yes part time is a very good idea. You dont  want   The added pressure of full time and trying to keep up with every one else

what did your surgeon say

Annie

Glidergal365's picture
Glidergal365
Posts: 93
Joined: Feb 2018

On my Short Term disability paperwork they put 6 weeks, but in my surgical consult he told me he has seen people return within 2-3. It depends on how my body responds to the surgey and heals. I told my work I expect to be out until April 30th at least and then I will see how I'm feeling. My priority is going to be school and doing things for my internship hours. I have to get 146 hours between April 1 and June 15th to complete my term. They are giving me a bunch of reading and stuff I can do from home to meet my hours so I can pace myself and not push too hard :) My paid job can wait. 
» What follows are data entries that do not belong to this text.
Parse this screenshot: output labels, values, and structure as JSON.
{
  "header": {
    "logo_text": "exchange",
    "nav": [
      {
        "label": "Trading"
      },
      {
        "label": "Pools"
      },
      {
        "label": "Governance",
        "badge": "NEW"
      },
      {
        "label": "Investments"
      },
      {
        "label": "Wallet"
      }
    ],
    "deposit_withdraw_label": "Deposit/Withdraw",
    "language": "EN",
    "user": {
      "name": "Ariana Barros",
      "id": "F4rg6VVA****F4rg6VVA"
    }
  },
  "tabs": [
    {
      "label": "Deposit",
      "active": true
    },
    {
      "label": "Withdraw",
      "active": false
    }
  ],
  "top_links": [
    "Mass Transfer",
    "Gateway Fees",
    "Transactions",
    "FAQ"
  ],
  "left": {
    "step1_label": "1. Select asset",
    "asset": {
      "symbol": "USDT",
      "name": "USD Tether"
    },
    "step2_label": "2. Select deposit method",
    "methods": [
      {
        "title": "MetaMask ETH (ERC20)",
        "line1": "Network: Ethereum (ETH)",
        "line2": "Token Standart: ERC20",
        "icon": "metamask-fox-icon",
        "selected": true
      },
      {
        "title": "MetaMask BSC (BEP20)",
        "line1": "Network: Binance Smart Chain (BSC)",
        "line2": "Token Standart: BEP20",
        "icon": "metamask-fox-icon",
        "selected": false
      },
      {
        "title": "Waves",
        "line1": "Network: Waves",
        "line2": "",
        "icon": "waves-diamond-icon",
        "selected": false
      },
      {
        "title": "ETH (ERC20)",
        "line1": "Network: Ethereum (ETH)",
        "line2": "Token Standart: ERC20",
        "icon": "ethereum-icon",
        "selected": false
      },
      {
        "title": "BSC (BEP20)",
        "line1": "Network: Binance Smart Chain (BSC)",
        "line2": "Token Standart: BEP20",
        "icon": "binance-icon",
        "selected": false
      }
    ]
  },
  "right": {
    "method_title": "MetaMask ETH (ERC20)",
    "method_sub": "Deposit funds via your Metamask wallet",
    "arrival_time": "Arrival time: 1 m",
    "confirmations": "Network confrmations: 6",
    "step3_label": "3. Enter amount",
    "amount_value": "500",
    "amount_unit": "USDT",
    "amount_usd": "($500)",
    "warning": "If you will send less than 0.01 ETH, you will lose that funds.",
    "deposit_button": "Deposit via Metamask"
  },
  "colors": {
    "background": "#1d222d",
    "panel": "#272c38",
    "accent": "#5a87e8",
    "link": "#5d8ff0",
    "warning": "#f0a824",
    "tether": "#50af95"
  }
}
lken37's picture
lken37
Posts: 12
Joined: Nov 2017

I think worry is normal, but mostly unnecessary.  As far as the pain pills are concerned I expect you will find you won't need them very much.  I think I took two the first day after surgery then went to tylonol.  I too have a fairly high resistance to pain  Just I spent one night in the hospital then went home and have done well since. 

Subscribe to Comments for "Nephrectomy scheduled- feeling anxious"